In those 12 games, Austin had a Reception NEP per target of 0.72, which ranked 40th among wide receivers with at least 30 targets. The next most efficient wide receiver for Cleveland was Travis Benjamin, who has a Reception NEP per target of 0.61. Taylor Gabriel was close behind at 0.60, and Andrew Hawkins finished at 0.58. In Cleveland, most inaccurate targets are created equally, and Austin made the most of his.

NameRecRec NEPTargetsTarget NEPRec NEP/TargetCatch RateRec Success Rate
Miles Austin4751.947228.710.7265.28%93.62%
Travis Benjamin1827.99465.450.6139.13%88.89%
Taylor Gabriel3844.07747.190.6051.35%84.21%
Andrew Hawkins6365.0511221.150.5856.25%82.54%
Josh Gordon2420.5447-4.410.4451.06%83.33%

Austin blows all the other receivers away, except for Hawkins in overall Reception NEP, a cumulative statistic. But Hawkins also saw 40 more targets than Austin, accounting for that difference. After a season in which Austin missed five games with hamstring issues, recouping some value in a bad passing offense could be a good sign.

The Philly Plan

Austin isn't going to enter Chip Kelly’s system and suddenly become a high volume receiver again. He shouldn't be viewed as a guy to replace the production vacated by Jeremy Maclin leaving for the Kansas City Chiefs -- that’s not what he’s getting paid to do and that shouldn’t be the expectation.

What Austin could be is a reliable outside pass-catcher for Sam Bradford to compliment Jordan Matthews, Zach Ertz, Riley Cooper and possibly a rookie receiver. Austin could also take some targets away from Cooper, after he was inefficient during the first year of his five-year, $22.5 million contract. Cooper had an efficiency rank in the hundreds last season, at just 0.48 Reception NEP per target. He was one of the worst receivers in football last year.

Realistically, this could be the best test subject for Kelly’s foray into sports science. The training regimen in Philadelphia has been well documented since Kelly took over the team. The unorthodox style is an attempt to help better insure player health throughout the long season. If Kelly can keep Austin healthy through a full season, that could be the biggest win to date for the system.

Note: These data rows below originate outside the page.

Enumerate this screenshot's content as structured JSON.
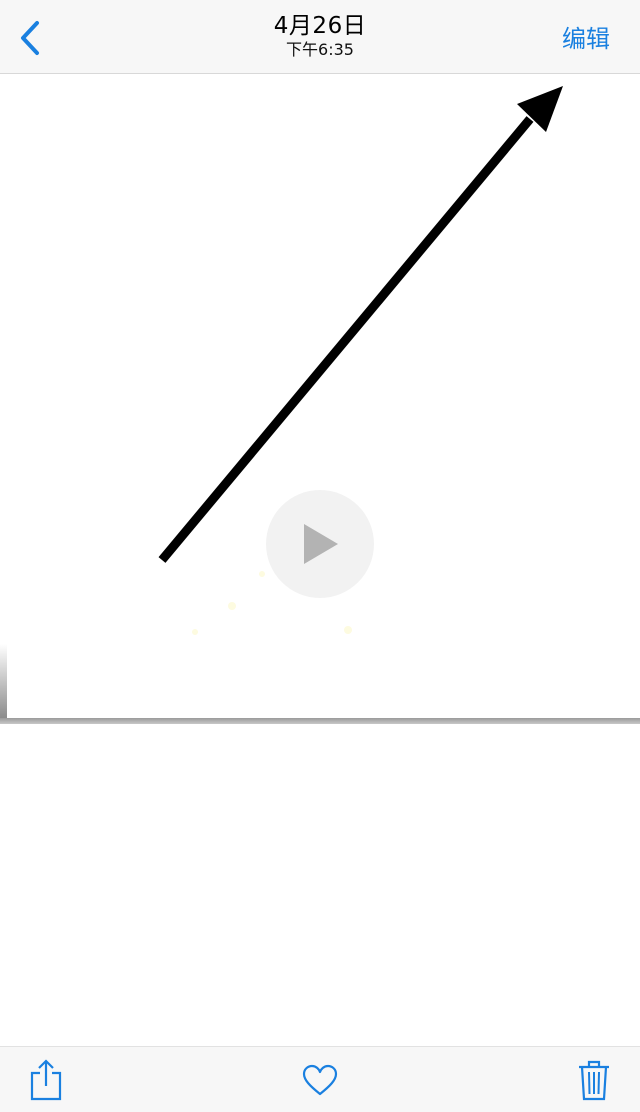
{
  "navbar": {
    "back_icon": "chevron-left-icon",
    "date": "4月26日",
    "time": "下午6:35",
    "edit_label": "编辑"
  },
  "media": {
    "content": "arrow-image",
    "play_icon": "play-icon"
  },
  "toolbar": {
    "share_icon": "share-icon",
    "favorite_icon": "heart-icon",
    "delete_icon": "trash-icon"
  },
  "colors": {
    "accent": "#1a80e0",
    "bar_background": "#f7f7f7",
    "arrow": "#000000",
    "play_glyph": "#b3b3b3"
  }
}
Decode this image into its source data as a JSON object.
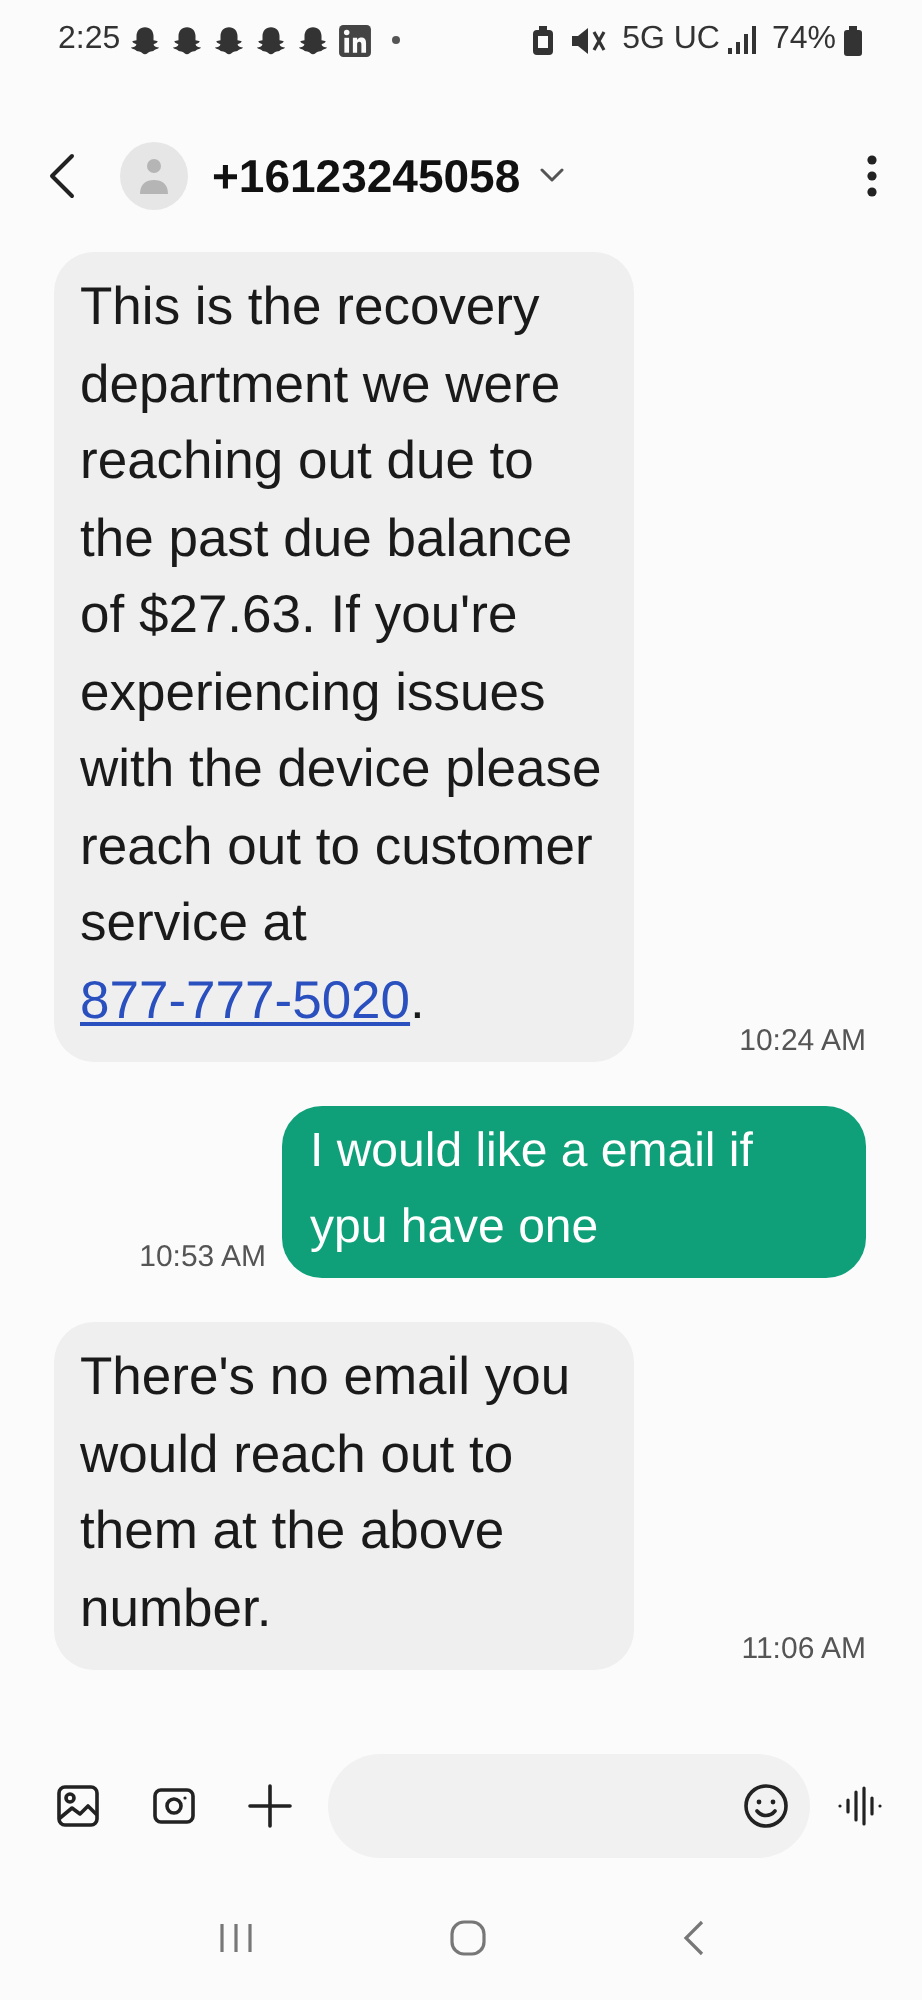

In a vacuum, there are probably a few ways the Eagles could have spent $2.3 million, but this signing shouldn’t be considered the swing and miss it may appear to be at first glance. If healthy, Austin has shown us that he can remain a productive complimentary piece in an offense. Chip Kelly probably has more reason to believe he can help keep Austin healthy more than the 31 other coaches in the league, too. It may not work, but this signing does indicate Kelly has a plan in place that could see a decent return on a minimal investment.